Prior to Ubisoft's announcement that it would be publishing Airmech Arena on Xbox 360, I hadn't given Carbon Games' free-to-play title much attention. I had heard the name, but with a flood of MOBAs (and MOBA-like) titles on PC, I never managed to turn in its direction. That was a mistake.

When last week's news came out that Carbon (the studio behind Fat Princess) was bringing the title to console, I checked out the trailer to see what it was all about. What I found was Robotech-like vehicles transforming into robots, duking it out in the air and on land. As a fan of giant robots, especially those that transform, I immediately made an appointment to play the game at PAX East.

My very first MOBA experience was Awesomenauts. It speaks the same language as League of Legends and Dota 2, but does so in a way that console gamers can understand. Airmech Arena has a traditional overhead perspective, but the twin stick shooter controls accomplish a similar goal to Ronimo's cartoonish creation.

I played two Airmech matches, a two-vs-two competitive game and a solo survival experience. The solo play was the second, but I'd recommend players start here, as it provides a great sandbox to experiment with the different mechs, units, and upgrades.

Right now, there are nine different Airmech classes, an intentionally focused number. Co-founder James Green tells me that they approach the game more like Team Fortress 2, which hasn't added any classes in all its years of existence, rather than a traditional MOBA. That's not to say more Airmechs won't be added, but you won't be flooded with new classes to buy.

Player customization comes in the form of different units that can be built at the base and outposts. These are selected in advance and include anti-air, turret, healing, foot soldiers, tanks, and more.

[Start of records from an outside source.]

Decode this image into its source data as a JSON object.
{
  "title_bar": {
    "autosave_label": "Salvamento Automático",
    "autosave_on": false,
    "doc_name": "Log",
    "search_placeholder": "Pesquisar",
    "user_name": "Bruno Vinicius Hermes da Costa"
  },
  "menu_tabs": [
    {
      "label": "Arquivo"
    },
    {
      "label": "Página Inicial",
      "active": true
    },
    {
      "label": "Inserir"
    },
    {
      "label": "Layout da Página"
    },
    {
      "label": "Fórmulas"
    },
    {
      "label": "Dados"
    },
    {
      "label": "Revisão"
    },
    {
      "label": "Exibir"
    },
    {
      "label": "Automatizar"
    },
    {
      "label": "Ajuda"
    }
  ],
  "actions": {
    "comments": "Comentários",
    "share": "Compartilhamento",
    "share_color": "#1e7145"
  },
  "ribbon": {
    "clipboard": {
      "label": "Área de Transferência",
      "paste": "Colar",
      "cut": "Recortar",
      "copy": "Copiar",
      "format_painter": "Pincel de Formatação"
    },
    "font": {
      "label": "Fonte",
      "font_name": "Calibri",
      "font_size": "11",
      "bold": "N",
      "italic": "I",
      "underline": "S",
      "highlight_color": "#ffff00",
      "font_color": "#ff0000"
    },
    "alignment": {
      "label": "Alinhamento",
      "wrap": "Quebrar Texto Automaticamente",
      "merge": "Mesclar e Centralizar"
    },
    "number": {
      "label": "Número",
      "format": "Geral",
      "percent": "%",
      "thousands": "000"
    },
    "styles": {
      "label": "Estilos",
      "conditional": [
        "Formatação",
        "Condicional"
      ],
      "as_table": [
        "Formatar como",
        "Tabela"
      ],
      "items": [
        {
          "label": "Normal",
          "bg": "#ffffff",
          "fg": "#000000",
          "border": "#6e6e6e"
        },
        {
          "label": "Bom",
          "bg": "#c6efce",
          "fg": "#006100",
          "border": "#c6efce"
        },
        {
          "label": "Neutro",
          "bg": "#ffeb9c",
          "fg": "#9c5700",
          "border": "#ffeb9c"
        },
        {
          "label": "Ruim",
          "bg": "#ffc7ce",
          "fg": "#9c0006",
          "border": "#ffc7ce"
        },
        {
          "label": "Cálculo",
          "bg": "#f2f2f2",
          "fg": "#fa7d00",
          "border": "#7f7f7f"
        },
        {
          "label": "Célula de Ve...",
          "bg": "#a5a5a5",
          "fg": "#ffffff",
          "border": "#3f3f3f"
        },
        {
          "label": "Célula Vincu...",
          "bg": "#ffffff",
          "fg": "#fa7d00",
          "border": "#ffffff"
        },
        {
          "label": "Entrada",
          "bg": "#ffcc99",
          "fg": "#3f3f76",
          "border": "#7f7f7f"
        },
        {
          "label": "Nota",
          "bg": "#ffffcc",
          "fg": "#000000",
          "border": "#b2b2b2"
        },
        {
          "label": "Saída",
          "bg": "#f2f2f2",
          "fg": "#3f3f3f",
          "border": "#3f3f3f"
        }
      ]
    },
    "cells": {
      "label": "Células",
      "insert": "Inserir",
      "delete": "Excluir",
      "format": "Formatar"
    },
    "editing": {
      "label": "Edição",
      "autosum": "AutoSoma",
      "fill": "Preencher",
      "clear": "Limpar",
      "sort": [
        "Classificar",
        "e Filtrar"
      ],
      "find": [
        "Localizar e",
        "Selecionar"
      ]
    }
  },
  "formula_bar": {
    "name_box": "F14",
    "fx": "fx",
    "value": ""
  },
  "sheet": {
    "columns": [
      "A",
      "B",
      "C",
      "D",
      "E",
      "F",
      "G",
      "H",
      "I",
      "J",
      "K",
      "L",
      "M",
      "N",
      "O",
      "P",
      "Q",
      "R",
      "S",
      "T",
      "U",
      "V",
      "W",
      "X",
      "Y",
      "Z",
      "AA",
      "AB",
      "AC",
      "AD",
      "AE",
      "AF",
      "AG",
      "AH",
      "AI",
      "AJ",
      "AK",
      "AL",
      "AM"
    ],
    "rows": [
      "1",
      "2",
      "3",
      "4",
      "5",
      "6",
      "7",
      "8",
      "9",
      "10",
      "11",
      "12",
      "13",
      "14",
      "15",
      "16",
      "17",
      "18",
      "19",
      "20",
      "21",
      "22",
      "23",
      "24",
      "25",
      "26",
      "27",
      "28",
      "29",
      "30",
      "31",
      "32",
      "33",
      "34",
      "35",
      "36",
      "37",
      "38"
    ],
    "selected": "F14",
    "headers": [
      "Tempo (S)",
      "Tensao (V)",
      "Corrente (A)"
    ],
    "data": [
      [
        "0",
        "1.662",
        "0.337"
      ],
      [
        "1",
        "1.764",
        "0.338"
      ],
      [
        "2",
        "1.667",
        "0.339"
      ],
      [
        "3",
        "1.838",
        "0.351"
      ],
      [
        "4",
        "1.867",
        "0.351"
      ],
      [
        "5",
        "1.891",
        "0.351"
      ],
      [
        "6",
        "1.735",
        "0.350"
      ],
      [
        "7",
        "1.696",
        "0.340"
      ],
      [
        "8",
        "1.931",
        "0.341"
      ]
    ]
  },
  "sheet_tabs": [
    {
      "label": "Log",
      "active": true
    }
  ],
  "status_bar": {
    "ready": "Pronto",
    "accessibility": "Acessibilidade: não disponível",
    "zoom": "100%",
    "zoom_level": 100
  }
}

Units are deployed by spending credit to built them at base. Once they are complete, you need to return to shuttle them to the fight. There is a lot of rapid movement back and forth to base, making this a sharp divergence from most MOBAs. You won't have to make the tough decision to go back and leave a tower undefended. You'll just need to zip back for a few moments, upgrade, set up the build queue, and get back to the fight.

Units can be picked up from your main base or one of the forward outposts that you capture. There is an option that can be toggled that automatically queues units once you have a lot of money, which is something Green tells me is there for newer players who get caught up in fighting and forget to build minions.

Airmech is a free-to-play game, but Carbon offers something called Airmech Prime in the PC version. This $20 bundle will make its way to Xbox 360 and unlock all nine classes, a large number of units, experience and kudos (earned currency) bonuses, and includes a small amount of diamonds (paid currency). If you are a PC Airmech player, your existing purchases will not carry to the console, though.

If you want to purchase Airmech skins or solo/bot match only ultimate units, those are diamond purchases only. Ultimate units are more powerful, which is why they can't be used in competitive play. Additional unit types can be acquired either through kudos or diamonds.

Knowing at the start that I can spend $20 and unlock all of the different class options feels like a nice middle point between the free-to-play wild west and the more traditional structure of game ownership. Between the smooth twin stick shooter controls and the quick match speed (games can be played in 10 - 15 minutes), Airmech Arena's summer launch on Xbox 360 can't come soon enough.